A substantial portion of these investments were made in Iran. From documents unearthed by the new government, it now appears the Shah and his family controlled:
* Much of the automobile business in Iran. Princess Shams, the Shah's older sister, through her daughter controlled the Fiat business while Prince Gholam, the Shah's half brother, owned a tractor assembly plant. The family was also partners with General Motors, Honda, and Jeep through the Iran-based Pahlavi Foundation.
* The construction industry. Hardly a building that was elected in Iran did not have a Pahlavi or royal family-controlled connection. The foundation also controlled a major portion of the resort and real estate industry.
* The banking industry. The royal family and the foundation had their own bank: Bank Omran, which was supposed to invest in development projects.
* Still other investments were made in timber, textiles, film distribution, agriculture, telecommunications, computers, transportation, mining, medicine, oil drilling equipment, and sporting activities.
However, not all of the funds were reinvested in the country. It is these foreign investments that have interested people the most. According to Mr. Armao, the Shah has "no investments in the US whatsoever," and he adds, "he never has." However, he declines to name where and what the Shah has invested outside of the US, only noting that "it's a big world."
Mr. O'Dwyer says he believes the Shah may have invested in real estate in the US. But, so far, there are no reports of those investments.
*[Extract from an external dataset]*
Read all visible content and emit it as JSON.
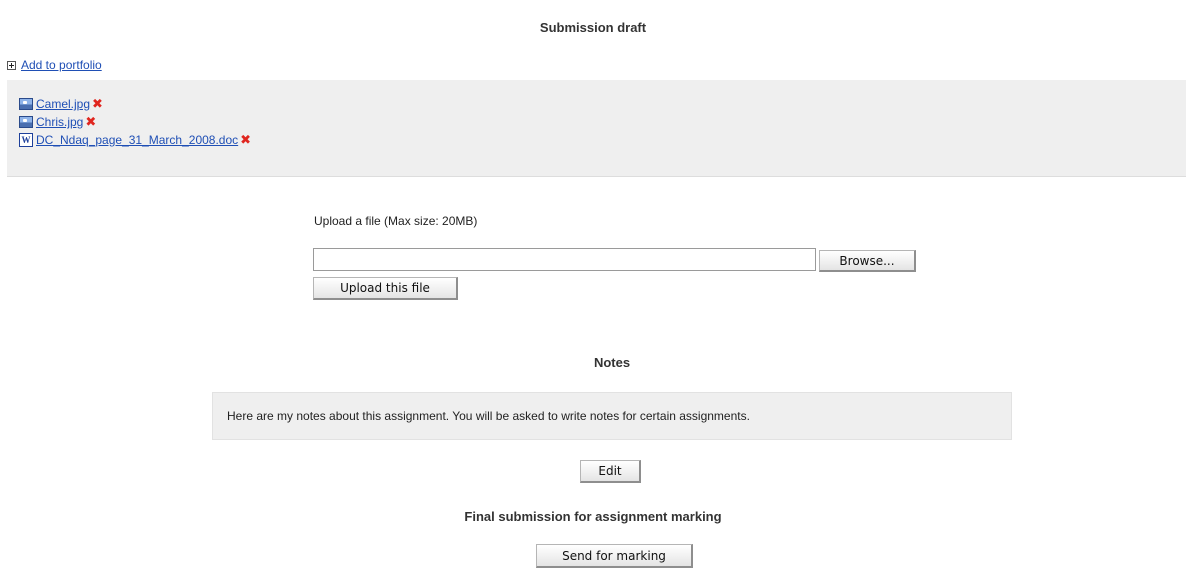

The Shah's purchase of land on Fifth Avenue for the Pahlavi Foundation has since been taken over by another Iranian, apparently unconnected with the Shah. In fact, the 36 -story office tower which was built at a cost of over $20 million has been in financial trouble and only recently was bailed out by a $2 million grant from the government of Iran.
It is widely assumed that the Shah moved much of his wealth to Swiss banks -- famous for keeping confidential about their client's money. In order to try to crack this impenetrability, the Iranians have hired a law firm in Switzerland to represent them. So far, the Swiss government has refused an Iranian request to freeze the assets of the Shah and his family. The Swiss told the Tehran authorities they should resort to the Swiss courts and they even said they would advise the Iranians on how to do this. In a survey of 25 leading Swiss banks, the Swiss National Bank disclosed that at the end of 1978 it held $1.2 billion in deposits for Iranian banks, private companies, and individuals. The survey did not include securities held for Iranians and funds deposited in Switzerland from third countries on behalf of Iranians.
In addition to Switzerland, the Iranians have also hired lawyers in France and Spain, says Mr. O'Dwyer.
Complicating the search for the Shah's riches, says the lawyer, is the fact that some people who were entrusted with some of the Shah's money as caretakers now have decided the money is theirs to keep. However, Mr. O'Dwyer refuses to elaborate on this theory.
Mr. O'Dwyer, former New York City city council president, also has decided that it's important to know why the Shah was admitted into this country for medical treatment. Thus, he has requested, under the Freedom of Information Act , all the documents relating to Shah's move to the US. Mr. O'Dwyer, who has represented radical causes in the past, including Irish Republican Army fugitives, would like to question Mr. Kissinger and Mr. Rockefeller in his suit against the Shah.